But Curry wants to play in New York. Even with Chris Duhon running the point there, Curry feels that style of play best resembles the system he played under coach Bob McKillop at Davidson - where he led the surprising Wildcats within a missed three-pointer of the Final Four in 2008.

"It's how I played all my life," Curry said. "I can adjust to any style of game, but if it's consistent with how I played in college, I think D'Antoni's system is the best fit."

After watching Curry consistently knock down jumpers, whip passes to Duke's Gerald Henderson, Florida State's Toney Douglas and the three others at the workout, Bobcats coach Larry Brown was convinced Curry is "not going to be around when we draft" at No. 12.

"I had heard people rave about how he shoots the ball," Brown said of Curry, who made 414 three-pointers in three college seasons. "The thing that most impressed me is that he passes the ball. He's a great passer. He knows how to play."
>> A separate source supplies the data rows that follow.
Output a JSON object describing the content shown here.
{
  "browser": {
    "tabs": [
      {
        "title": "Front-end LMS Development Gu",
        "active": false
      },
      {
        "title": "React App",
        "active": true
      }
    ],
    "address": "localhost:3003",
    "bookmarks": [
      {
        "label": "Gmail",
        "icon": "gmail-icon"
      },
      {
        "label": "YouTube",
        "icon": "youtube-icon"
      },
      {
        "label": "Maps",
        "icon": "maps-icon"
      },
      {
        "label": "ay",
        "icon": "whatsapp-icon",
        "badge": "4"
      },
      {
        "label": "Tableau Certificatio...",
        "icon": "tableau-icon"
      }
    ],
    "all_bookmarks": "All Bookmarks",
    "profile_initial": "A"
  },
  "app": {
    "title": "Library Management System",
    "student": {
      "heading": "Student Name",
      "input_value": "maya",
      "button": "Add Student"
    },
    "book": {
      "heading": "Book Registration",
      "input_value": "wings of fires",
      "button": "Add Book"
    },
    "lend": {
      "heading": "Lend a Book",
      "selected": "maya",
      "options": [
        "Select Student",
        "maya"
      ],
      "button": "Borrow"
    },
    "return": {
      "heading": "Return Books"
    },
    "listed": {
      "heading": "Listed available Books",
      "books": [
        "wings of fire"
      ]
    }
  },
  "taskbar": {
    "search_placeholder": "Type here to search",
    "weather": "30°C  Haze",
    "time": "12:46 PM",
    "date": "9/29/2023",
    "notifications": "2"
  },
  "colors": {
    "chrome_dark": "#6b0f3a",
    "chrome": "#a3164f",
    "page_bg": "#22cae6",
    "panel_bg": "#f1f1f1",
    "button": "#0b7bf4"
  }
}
Brown also quickly dismissed concerns that the slender Curry isn't strong enough for the rigors of an 82-game schedule and is too much of a liability on defense. Brown was impressed at how quickly Curry picked up concepts on offense and defense he introduced during the workout.

"I have a great IQ for the game," Curry said. "The terminology, picking up things and the footwork, things like that, I can pick it up pretty easily. That's going to make me a better player down the road."

Curry, who averaged 28.6 points a game last season, left Davidson after his junior year. Once considered too small to play for the big schools, there is skepticism about how he'll adjust to the NBA. He didn't switch to point guard until last season.

But Curry is confident. The son of former Charlotte Hornets three-point specialist Dell Curry has spent the past few weeks in Washington working on his conditioning and lifting weights under the guidance of personal trainer Idan Ravin.

After getting the first draft workout under his belt with the familiarity of home - his father works in the Bobcats' front office - Curry is ready for the next step: an audition with the Knicks next week.

"I can be a true point guard," Curry said. "I think I proved that this year. I have a lot to learn, of course, but I have that potential to go out and be a leader on an NBA team for a whole season." *